The Daily Tar Heel

Serving the students and the University community since 1893

Monday June 14th

What's next for transportation in Chapel Hill? This group has answers

<p>Damon Seils and Allie Thomas lead a panel at the Current Art Gallery on Tuesday, April 16, 2019.</p>
Buy Photos

Damon Seils and Allie Thomas lead a panel at the Current Art Gallery on Tuesday, April 16, 2019.

In the wake of the Durham Orange Light Rail Transit project’s recent collapse, many are left asking the question, “What’s next?”

This question, along with the broader demand for transportation in Chapel Hill and Carrboro, was the backbone of Tuesday's event at the CURRENT ArtSpace. NEXT, an interest group comprised of residents and communities leaders seeking to improve quality of life in Chapel Hill and Carrboro, sponsored the event, the first of its Sustainable Community Series.

“We’re having our first meeting next week since we discontinued the light rail, so we don’t have a very well-defined new plan yet,” said Mark Marcoplos, an Orange County commissioner and speaker at the event.

Marcoplos named several alternatives to the light rail, including greenways and bus rapid transit, a bus system with a dedicated lane. Regardless of the system implemented, he said connecting Chapel Hill and Carrboro to the rest of Orange County and surrounding areas is crucial.

Part of this focus on connectivity is to provide an equitable experience for residents, something NEXT said is a top priority. Besides transportation and equity, NEXT’s other key issues include affordable housing, diversity, education and the environment. 

NEXT Treasurer and Board Member Sue Hunter said it can be challenging to tackle these topics, even in an area like Chapel Hill.

“We’re a progressive community that claims to support transit and greenways, but we’re also often resistant to change, whether it’s putting in bike lanes or funding the light rail project or adding affordable housing or adding in buildings that are more than four stories tall,” Hunter said.

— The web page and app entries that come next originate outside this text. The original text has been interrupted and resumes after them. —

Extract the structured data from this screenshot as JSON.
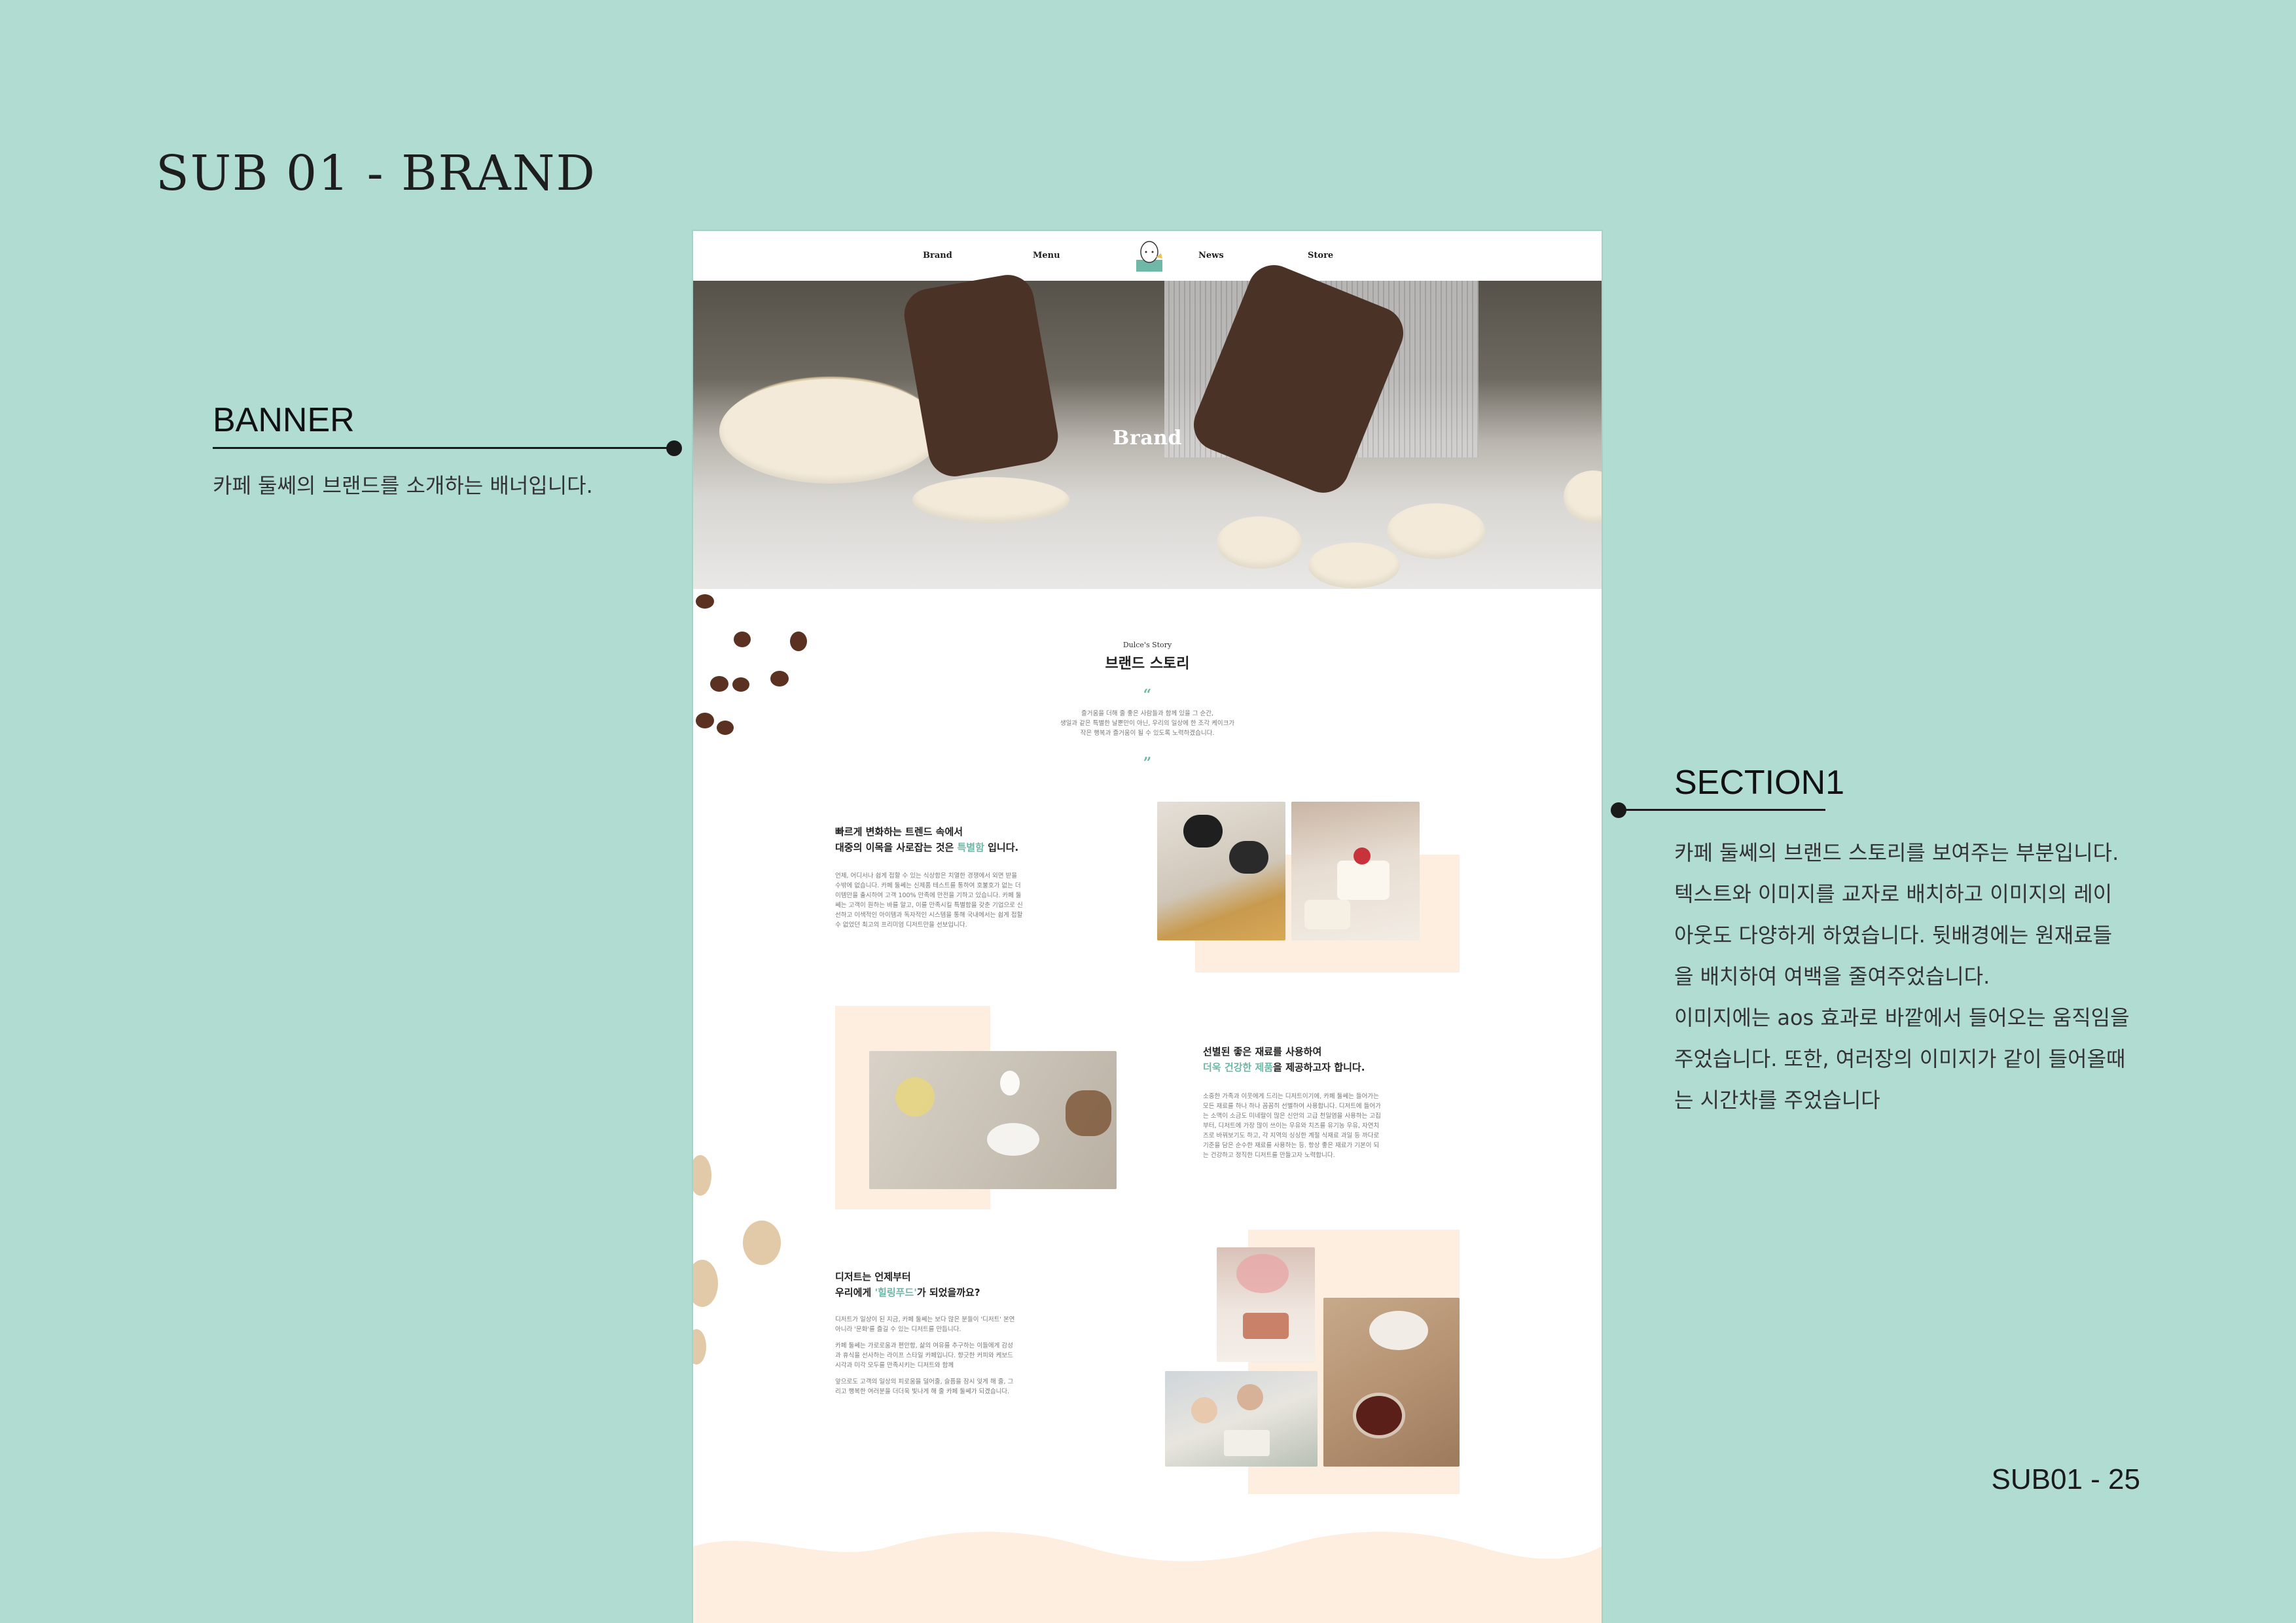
{
  "board": {
    "title": "SUB 01 - BRAND",
    "page_number": "SUB01 - 25"
  },
  "annotations": {
    "banner": {
      "title": "BANNER",
      "description": "카페 둘쎄의 브랜드를 소개하는 배너입니다."
    },
    "section1": {
      "title": "SECTION1",
      "lines": [
        "카페 둘쎄의 브랜드 스토리를 보여주는 부분입니다.",
        "텍스트와 이미지를 교자로 배치하고 이미지의 레이",
        "아웃도 다양하게 하였습니다. 뒷배경에는 원재료들",
        "을 배치하여 여백을 줄여주었습니다.",
        "이미지에는 aos 효과로 바깥에서 들어오는 움직임을",
        "주었습니다. 또한, 여러장의 이미지가 같이 들어올때",
        "는 시간차를 주었습니다"
      ]
    }
  },
  "site": {
    "nav": {
      "brand": "Brand",
      "menu": "Menu",
      "news": "News",
      "store": "Store"
    },
    "banner_title": "Brand",
    "story": {
      "subtitle": "Dulce's Story",
      "title": "브랜드 스토리",
      "open_quote": "“",
      "close_quote": "”",
      "paragraph": [
        "즐거움을 더해 줄 좋은 사람들과 함께 있을 그 순간,",
        "생일과 같은 특별한 날뿐만이 아닌, 우리의 일상에 한 조각 케이크가",
        "작은 행복과 즐거움이 될 수 있도록 노력하겠습니다."
      ]
    },
    "block1": {
      "title_line1": "빠르게 변화하는 트렌드 속에서",
      "title_line2_pre": "대중의 이목을 사로잡는 것은 ",
      "title_line2_accent": "특별함",
      "title_line2_post": " 입니다.",
      "body": [
        "언제, 어디서나 쉽게 접할 수 있는 식상함은 치열한 경쟁에서 외면 받을",
        "수밖에 없습니다. 카페 둘쎄는 신제품 테스트를 통하여 호불호가 없는 더",
        "이템만을 출시하여 고객 100% 만족에 만전을 기하고 있습니다. 카페 둘",
        "쎄는 고객이 원하는 바를 알고, 이를 만족시킬 특별함을 갖춘 기업으로 신",
        "선하고 이색적인 아이템과 독자적인 시스템을 통해 국내에서는 쉽게 접할",
        "수 없었던 최고의 프리미엄 디저트만을 선보입니다."
      ]
    },
    "block2": {
      "title_line1": "선별된 좋은 재료를 사용하여",
      "title_line2_accent": "더욱 건강한 제품",
      "title_line2_post": "을 제공하고자 합니다.",
      "body": [
        "소중한 가족과 이웃에게 드리는 디저트이기에, 카페 둘쎄는 들어가는",
        "모든 재료를 하나 하나 꼼꼼히 선별하여 사용합니다. 디저트에 들어가",
        "는 소맥이 소금도 미네랄이 많은 신안의 고급 천일염을 사용하는 고집",
        "부터, 디저트에 가장 많이 쓰이는 우유와 치즈를 유기농 우유, 자연치",
        "즈로 바꿔보기도 하고, 각 지역의 싱싱한 계절 식재료 과일 등 까다로",
        "기준을 담은 순수한 재료를 사용하는 등. 항상 좋은 재료가 기본이 되",
        "는 건강하고 정직한 디저트를 만들고자 노력합니다."
      ]
    },
    "block3": {
      "title_line1": "디저트는 언제부터",
      "title_line2_pre": "우리에게 ",
      "title_line2_accent": "'힐링푸드'",
      "title_line2_post": "가 되었을까요?",
      "body": [
        "디저트가 일상이 된 지금, 카페 둘쎄는 보다 많은 분들이 '디저트' 본연",
        "아니라 '문화'를 즐길 수 있는 디저트를 만듭니다.",
        "",
        "카페 둘쎄는 가로로움과 편안함, 삶의 여유를 추구하는 이들에게 감성",
        "과 휴식을 선사하는 라이프 스타일 카페입니다. 향긋한 커피와 케보드",
        "시각과 미각 모두를 만족시키는 디저트와 함께",
        "",
        "앞으로도 고객의 일상의 피로움을 덜어줄, 슬픔을 잠시 잊게 해 줄, 그",
        "리고 행복한 여러분을 더더욱 빛나게 해 줄 카페 둘쎄가 되겠습니다."
      ]
    }
  },
  "colors": {
    "board_bg": "#b0dcd2",
    "accent": "#6fb7a6",
    "peach": "#fdeee0"
  }
}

The event stressed the importance of community involvement. Interactive posters adorned the walls asking attendees to write down their most common forms of transportation, and organizers passed out maps of local bus routes and greenways to help participants plan new ways to travel.

“We want more people to have more options,” said Damon Seils, Carrboro mayor pro tempore and Board of Aldermen member. “I would say most of us in Chapel Hill, Carrboro and broader Orange County don’t have a lot of options. We are either driving — or driving.”

Seils referenced the Orange County Transit Plan, a 2017 outline for the future of transportation in the county and the surrounding area, created by a collection of local governments and organizations.

While the light rail was one part of the plan, Seils said it is important to continue work on the other parts, especially designing land use around transportation systems. Speaker Allie Thomas, a professor at UNC’s Department of City and Regional Planning, agreed with Seils, noting that other systems will face similar challenges.

“All transportation issues have politics,” Thomas said. “That’s just a reality.”

Though the panel of speakers generally chalked the end of the light rail project as a loss to the community, Julie McClintock, head of programs for local group Chapel Hill Alliance for a Livable Town, said she was ready to move on to new ideas.

“I think open forums and more discussion with our elected leaders is absolutely the key, and I think we should do more of them,” McClintock said. “All the answers aren’t perfectly obvious, but I think the BRT (bus rapid transit) and building up our own system are two obvious things we could do.”

@alicebbennett 

city@dailytarheel.com

To get the day's news and headlines in your inbox each morning, sign up for our email newsletters.



Comments

The Daily Tar Heel for April 2, 2021

Special Print Edition

Games & Horoscopes

Print Edition Games Archive